Friday 2nd December, 8:15pm
Episodes is a dance research project run by choreographer and performer Daniel Somerville, who hails from Deal. Episodes is taking place at various sites in Kent including The Astor Community Theatre. Working with three dancers Somerville will research, devise and develop two dance works (under 25 mins each) and share the work in progress at The Astor Community Theatre on Friday 2nd December 2011 at 8:15pm. Tickets are available through The Astor Community Theatre.
The first of these new pieces is called ‘Second Piano Concerto’ and is a duet for the choreographer and another male dancer. It works with themes of obsession and is set to music already created by Somerville but remixed in a dub-step version. This work is part of a series of ‘piano concertos’ by Somerville – his ‘First Piano Concerto’ premiered at Brighton Festival Fringe in 2010 to rave reviews. The second new piece, ‘Mad Scene’, is a trio for two female dancers and a male dancer set to music from Donizetti’s opera ‘Lucia di Lammermoor’ and will examine interpretations of madness from grotesque to comedic. These works will be preceded by Somerville’s critically acclaimed ‘the moment I heard’ which was created for Resolution! 2011 at The Place in London. ‘the moment I heard’ is about loss. Stylistically the new episodes will act as a counterpoint to ‘the moment I heard’ and its sombre mood, to create a programme with moments of high energy and grotesque comedy.
THREE EPISODES: the moment I heard / Second Piano Concerto / Mad Scene
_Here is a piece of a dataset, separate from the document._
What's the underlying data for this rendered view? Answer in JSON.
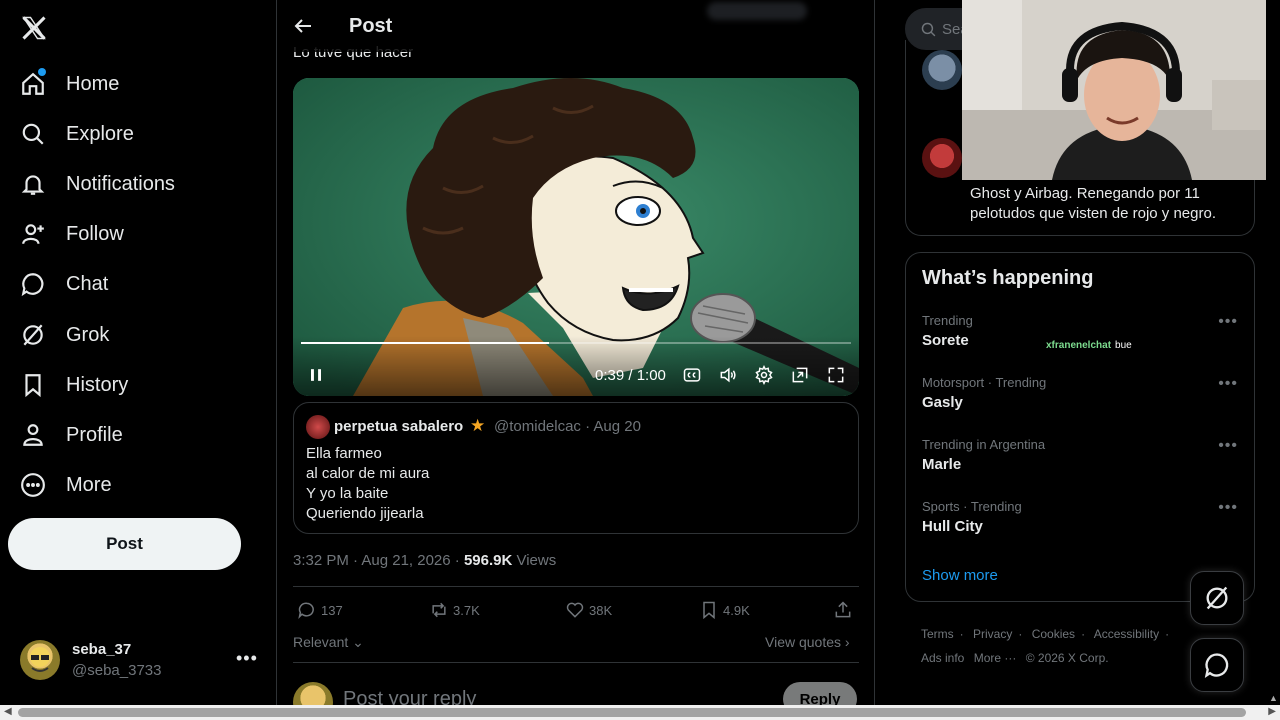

This project continues Somerville’s explorations of the Japanese contemporary dance form, butoh, which he combines with operatic gesture and certain aspects of cabaret performance. His work attempts to manipulate and distort time in order to examine emotions in detail.
Friday 2nd December, 2pm
Daniel Somerville will be leading a public workshop on butoh and other aspects of his work on Friday afternoon 2nd December 2011 from 2pm at The Astor Community Theatre.
No experience necessary – open to all ages and abilities. The workshop is good for core strength, leg strength, balance, concentration, use of imagination and relaxation.
“Butoh has been called ‘the dance of death’” explains Somerville. “But it is not about death, or zombies, it is connected to a Zen idea of emptiness – you empty yourself of yourself so you can fill you with something else – like an image or a concept. It’s very like a kind of meditation for the whole body, finding ways to express things through the body. Often this is very slow and quite focussed.” The workshop will include some of the basic techniques of butoh and will begin with gentle stretches and exercises and conclude with an opportunity for participants to improvise together using these techniques.
For further information on Daniel Somerville visit: www.dsomerville.co.uk
This project is supported by The National Lottery through Arts Council England